“Global imbalances are back, with issues that worried us before the crisis - large and volatile capital flows, exchange rate pressures, rapidly growing excess reserves - on the front burner once again,” Strauss-Kahn said. “Left unresolved, these problems could even sow the seeds of the next crisis.”
“When we worry about the deficiencies of the international monetary system, we are mostly worrying about volatility,” he added. There is “a sense that money sometimes flows around the globe in too-volatile a fashion and that countries need a more stable, more predictable external environment in order to prosper”, he said.
He suggested adding emerging market countries' currencies, such as the yuan, to a basket of currencies that the IMF administers could add stability to the global system.

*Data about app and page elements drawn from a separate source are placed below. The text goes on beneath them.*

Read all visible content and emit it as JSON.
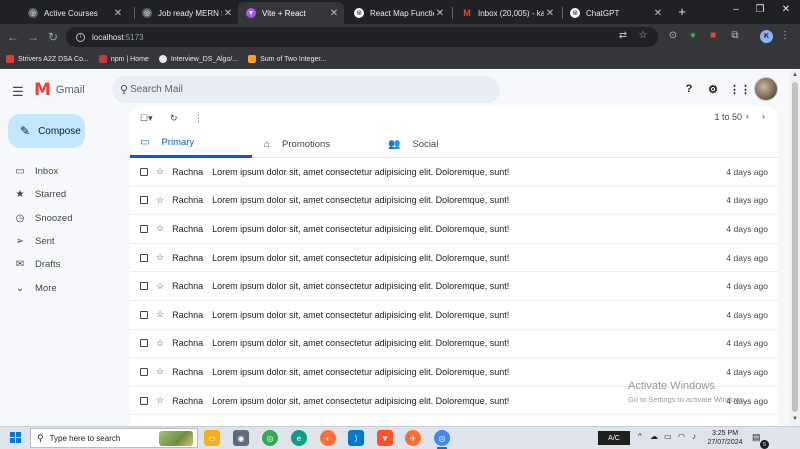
{
  "browser": {
    "tabs": [
      {
        "title": "Active Courses",
        "icon": "course-icon",
        "color": "#5f6368"
      },
      {
        "title": "Job ready MERN full-",
        "icon": "course-icon",
        "color": "#5f6368"
      },
      {
        "title": "Vite + React",
        "icon": "vite-icon",
        "color": "#a855f7"
      },
      {
        "title": "React Map Function |",
        "icon": "chatgpt-icon",
        "color": "#ffffff"
      },
      {
        "title": "Inbox (20,005) - kalk",
        "icon": "gmail-icon",
        "color": "#ea4335"
      },
      {
        "title": "ChatGPT",
        "icon": "chatgpt-icon",
        "color": "#ffffff"
      }
    ],
    "active_tab": 2,
    "new_tab": "+",
    "window_controls": [
      "–",
      "❐",
      "✕"
    ],
    "address": {
      "host": "localhost",
      "port": ":5173"
    },
    "profile_initial": "K",
    "bookmarks": [
      {
        "label": "Strivers A2Z DSA Co...",
        "icon": "tuf-icon",
        "color": "#e53935"
      },
      {
        "label": "npm | Home",
        "icon": "npm-icon",
        "color": "#cb3837"
      },
      {
        "label": "Interview_DS_Algo/...",
        "icon": "github-icon",
        "color": "#e8eaed"
      },
      {
        "label": "Sum of Two Integer...",
        "icon": "leetcode-icon",
        "color": "#ffa116"
      }
    ]
  },
  "gmail": {
    "logo_text": "Gmail",
    "search_placeholder": "Search Mail",
    "compose_label": "Compose",
    "nav": [
      {
        "label": "Inbox",
        "icon": "inbox-icon"
      },
      {
        "label": "Starred",
        "icon": "star-icon"
      },
      {
        "label": "Snoozed",
        "icon": "clock-icon"
      },
      {
        "label": "Sent",
        "icon": "send-icon"
      },
      {
        "label": "Drafts",
        "icon": "draft-icon"
      },
      {
        "label": "More",
        "icon": "chevron-down-icon"
      }
    ],
    "pagination": "1 to 50",
    "tabs": [
      {
        "label": "Primary",
        "icon": "inbox-icon"
      },
      {
        "label": "Promotions",
        "icon": "tag-icon"
      },
      {
        "label": "Social",
        "icon": "people-icon"
      }
    ],
    "active_tab": 0,
    "emails": [
      {
        "sender": "Rachna",
        "subject": "Lorem ipsum dolor sit, amet consectetur adipisicing elit. Doloremque, sunt!",
        "date": "4 days ago"
      },
      {
        "sender": "Rachna",
        "subject": "Lorem ipsum dolor sit, amet consectetur adipisicing elit. Doloremque, sunt!",
        "date": "4 days ago"
      },
      {
        "sender": "Rachna",
        "subject": "Lorem ipsum dolor sit, amet consectetur adipisicing elit. Doloremque, sunt!",
        "date": "4 days ago"
      },
      {
        "sender": "Rachna",
        "subject": "Lorem ipsum dolor sit, amet consectetur adipisicing elit. Doloremque, sunt!",
        "date": "4 days ago"
      },
      {
        "sender": "Rachna",
        "subject": "Lorem ipsum dolor sit, amet consectetur adipisicing elit. Doloremque, sunt!",
        "date": "4 days ago"
      },
      {
        "sender": "Rachna",
        "subject": "Lorem ipsum dolor sit, amet consectetur adipisicing elit. Doloremque, sunt!",
        "date": "4 days ago"
      },
      {
        "sender": "Rachna",
        "subject": "Lorem ipsum dolor sit, amet consectetur adipisicing elit. Doloremque, sunt!",
        "date": "4 days ago"
      },
      {
        "sender": "Rachna",
        "subject": "Lorem ipsum dolor sit, amet consectetur adipisicing elit. Doloremque, sunt!",
        "date": "4 days ago"
      },
      {
        "sender": "Rachna",
        "subject": "Lorem ipsum dolor sit, amet consectetur adipisicing elit. Doloremque, sunt!",
        "date": "4 days ago"
      }
    ]
  },
  "watermark": {
    "line1": "Activate Windows",
    "line2": "Go to Settings to activate Windows."
  },
  "taskbar": {
    "search_placeholder": "Type here to search",
    "apps": [
      {
        "icon": "file-explorer-icon",
        "color": "#f2b01e"
      },
      {
        "icon": "camera-icon",
        "color": "#5f6b7a"
      },
      {
        "icon": "chrome-icon",
        "color": "#34a853"
      },
      {
        "icon": "edge-icon",
        "color": "#0f9d8a"
      },
      {
        "icon": "firefox-icon",
        "color": "#ff7139"
      },
      {
        "icon": "vscode-icon",
        "color": "#007acc"
      },
      {
        "icon": "brave-icon",
        "color": "#fb542b"
      },
      {
        "icon": "postman-icon",
        "color": "#ff6c37"
      },
      {
        "icon": "chrome-icon",
        "color": "#4285f4"
      }
    ],
    "keyboard": "A/C",
    "time": "3:25 PM",
    "date": "27/07/2024",
    "notification_count": "5"
  }
}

China, which holds much of its $2.85 trillion mountain of reserves in US Treasury bonds, has repeatedly expressed unease about the value of the dollar, while American politicians have complained that Beijing gains an unfair advantage by keeping its own currency cheap.
Strauss-Kahn saw a greater role for the IMF's Special Drawing Rights, which is currently composed of the dollar, sterling, euro and yen, over time but said it will take a great deal of international cooperation to make that work.
"Using the SDR to price global trade and denominate financial assets would provide a buffer from exchange rate volatility," Strauss-Kahn said, while "issuing SDR-denominated bonds could create a potentially new class of reserve assets".